Zig-zag patterns in the bus station’s brick plinth are a reference to the coal seam beneath the site.

Grimshaw Architects conceived its new Stoke Bus Station as a sparkling ‘found’ object in the landscape, inspired by such diverse references as the Staffordshire Hoard of gold and silver metalwork, and a coal seam running beneath the site. 

A key component is the wall of local Staffordshire Slate Blue Smooth brick. This forms a curved plinth along the 120m long elevation of the toroid-shaped building. This is topped with an aluminium roof, which extends into the adjacent square as a canopy.

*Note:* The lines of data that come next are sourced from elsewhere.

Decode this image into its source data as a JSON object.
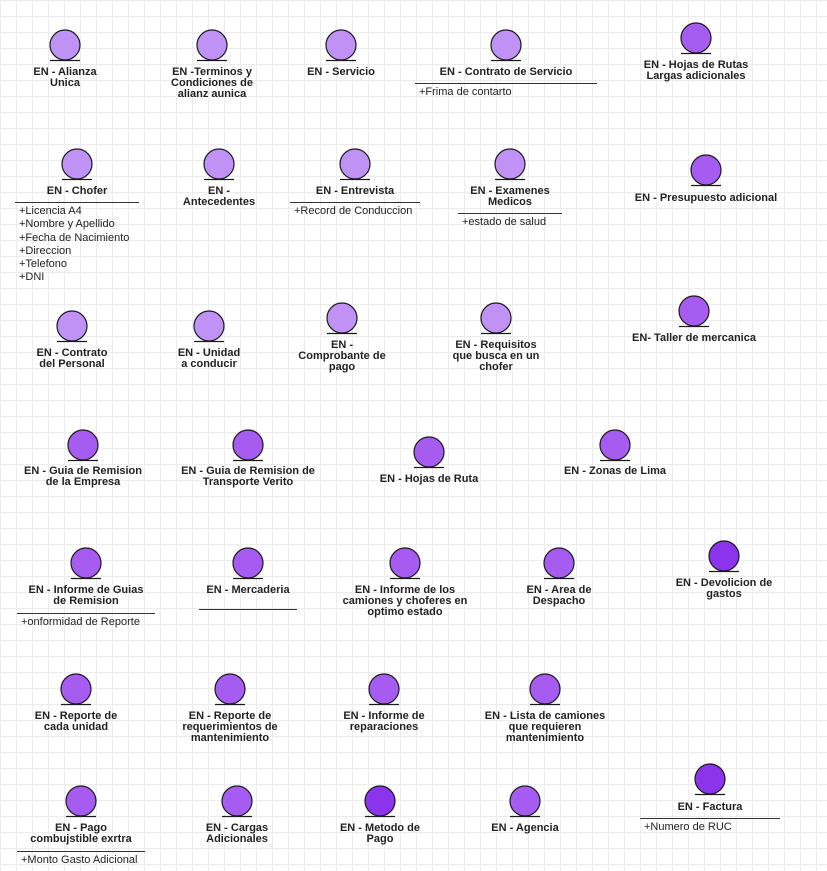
{
  "diagram": {
    "entities": [
      {
        "id": "alianza",
        "name": "EN - Alianza\nUnica",
        "color": "#c092f5",
        "attributes": []
      },
      {
        "id": "terminos",
        "name": "EN -Terminos y\nCondiciones de\nalianz aunica",
        "color": "#c092f5",
        "attributes": []
      },
      {
        "id": "servicio",
        "name": "EN - Servicio",
        "color": "#c092f5",
        "attributes": []
      },
      {
        "id": "contrato-servicio",
        "name": "EN - Contrato de Servicio",
        "color": "#c092f5",
        "attributes": [
          "+Frima de contarto"
        ]
      },
      {
        "id": "hojas-rutas-largas",
        "name": "EN - Hojas de Rutas\nLargas adicionales",
        "color": "#a65cf0",
        "attributes": []
      },
      {
        "id": "chofer",
        "name": "EN - Chofer",
        "color": "#c092f5",
        "attributes": [
          "+Licencia A4",
          "+Nombre y Apellido",
          "+Fecha de Nacimiento",
          "+Direccion",
          "+Telefono",
          "+DNI"
        ]
      },
      {
        "id": "antecedentes",
        "name": "EN -\nAntecedentes",
        "color": "#c092f5",
        "attributes": []
      },
      {
        "id": "entrevista",
        "name": "EN -  Entrevista",
        "color": "#c092f5",
        "attributes": [
          "+Record de Conduccion"
        ]
      },
      {
        "id": "examenes",
        "name": "EN - Examenes\nMedicos",
        "color": "#c092f5",
        "attributes": [
          "+estado de salud"
        ]
      },
      {
        "id": "presupuesto",
        "name": "EN - Presupuesto adicional",
        "color": "#a65cf0",
        "attributes": []
      },
      {
        "id": "contrato-personal",
        "name": "EN - Contrato\ndel Personal",
        "color": "#c092f5",
        "attributes": []
      },
      {
        "id": "unidad",
        "name": "EN - Unidad\na conducir",
        "color": "#c092f5",
        "attributes": []
      },
      {
        "id": "comprobante",
        "name": "EN -\nComprobante de\npago",
        "color": "#c092f5",
        "attributes": []
      },
      {
        "id": "requisitos",
        "name": "EN - Requisitos\nque busca en un\nchofer",
        "color": "#c092f5",
        "attributes": []
      },
      {
        "id": "taller",
        "name": "EN- Taller de mercanica",
        "color": "#a65cf0",
        "attributes": []
      },
      {
        "id": "guia-empresa",
        "name": "EN - Guia de Remision\nde la Empresa",
        "color": "#a65cf0",
        "attributes": []
      },
      {
        "id": "guia-verito",
        "name": "EN - Guia de Remision de\nTransporte Verito",
        "color": "#a65cf0",
        "attributes": []
      },
      {
        "id": "hojas-ruta",
        "name": "EN - Hojas de Ruta",
        "color": "#a65cf0",
        "attributes": []
      },
      {
        "id": "zonas-lima",
        "name": "EN - Zonas de Lima",
        "color": "#a65cf0",
        "attributes": []
      },
      {
        "id": "informe-guias",
        "name": "EN - Informe de Guias\nde Remision",
        "color": "#a65cf0",
        "attributes": [
          "+onformidad de Reporte"
        ]
      },
      {
        "id": "mercaderia",
        "name": "EN -  Mercaderia",
        "color": "#a65cf0",
        "attributes": []
      },
      {
        "id": "informe-camiones",
        "name": "EN - Informe de los\ncamiones y choferes en\noptimo estado",
        "color": "#a65cf0",
        "attributes": []
      },
      {
        "id": "area-despacho",
        "name": "EN - Area de\nDespacho",
        "color": "#a65cf0",
        "attributes": []
      },
      {
        "id": "devolucion",
        "name": "EN - Devolicion de\ngastos",
        "color": "#8c34ec",
        "attributes": []
      },
      {
        "id": "reporte-unidad",
        "name": "EN - Reporte de\ncada unidad",
        "color": "#a65cf0",
        "attributes": []
      },
      {
        "id": "reporte-requerimientos",
        "name": "EN - Reporte de\nrequerimientos de\nmantenimiento",
        "color": "#a65cf0",
        "attributes": []
      },
      {
        "id": "informe-reparaciones",
        "name": "EN - Informe de\nreparaciones",
        "color": "#a65cf0",
        "attributes": []
      },
      {
        "id": "lista-camiones",
        "name": "EN -  Lista de camiones\nque requieren\nmantenimiento",
        "color": "#a65cf0",
        "attributes": []
      },
      {
        "id": "pago-combustible",
        "name": "EN - Pago\ncombujstible  exrtra",
        "color": "#a65cf0",
        "attributes": [
          "+Monto Gasto Adicional"
        ]
      },
      {
        "id": "cargas",
        "name": "EN - Cargas\nAdicionales",
        "color": "#a65cf0",
        "attributes": []
      },
      {
        "id": "metodo-pago",
        "name": "EN -  Metodo de\nPago",
        "color": "#8c34ec",
        "attributes": []
      },
      {
        "id": "agencia",
        "name": "EN - Agencia",
        "color": "#a65cf0",
        "attributes": []
      },
      {
        "id": "factura",
        "name": "EN - Factura",
        "color": "#8c34ec",
        "attributes": [
          "+Numero de RUC"
        ]
      }
    ]
  }
}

Textured headers are combined with stretchers in the elevation to the bus drivers’ accommodation, which slots in beneath the bus station’s projecting canopy (below).
Textured headers are combined with stretchers in the elevation to the bus drivers’ accommodation, which slots in beneath the bus station’s projecting canopy (below). · Credit: Jim Stephenson

The plinth acts as a retaining wall to form the outer edge to the bus station, situated alongside a roundabout in the Hanley district on a major route into the city centre. Bus bays line the glazed inner edge, with passenger facilities housed within the concourse in-between. Drivers’ accommodation is situated in an orthogonal block at the entrance of the concourse, in the same blue brick.

As well as dealing with the level changes across the site, the brink plinth with its zig-zag pattern is a reference to both the coal seam and the local tradition of craftsmanship. This helped to embed the building in the local context and create a sense of place, says project architect Diarmuid Bradley.

Bus station’s projecting canopy
Bus station’s projecting canopy · Credit: Jim Stephenson

The linear brick pattern is achieved with stack-bonded variations of stretchers and headers, and with variations of either flush, stepped-in, or stepped-out brickwork. The form was a challenge to the bricklayers, requiring eye-adjustments to achieve the curve. In total, the project used 60, 000 Staffordshire blue bricks, 19,500 special bricks and used a further 15,000 glazed bricks internally.

Even if passengers are oblivious to the poetic references to found objects, coal seams and treasure hoards, they can at least appreciate the much-needed shelter provided by this new city landmark.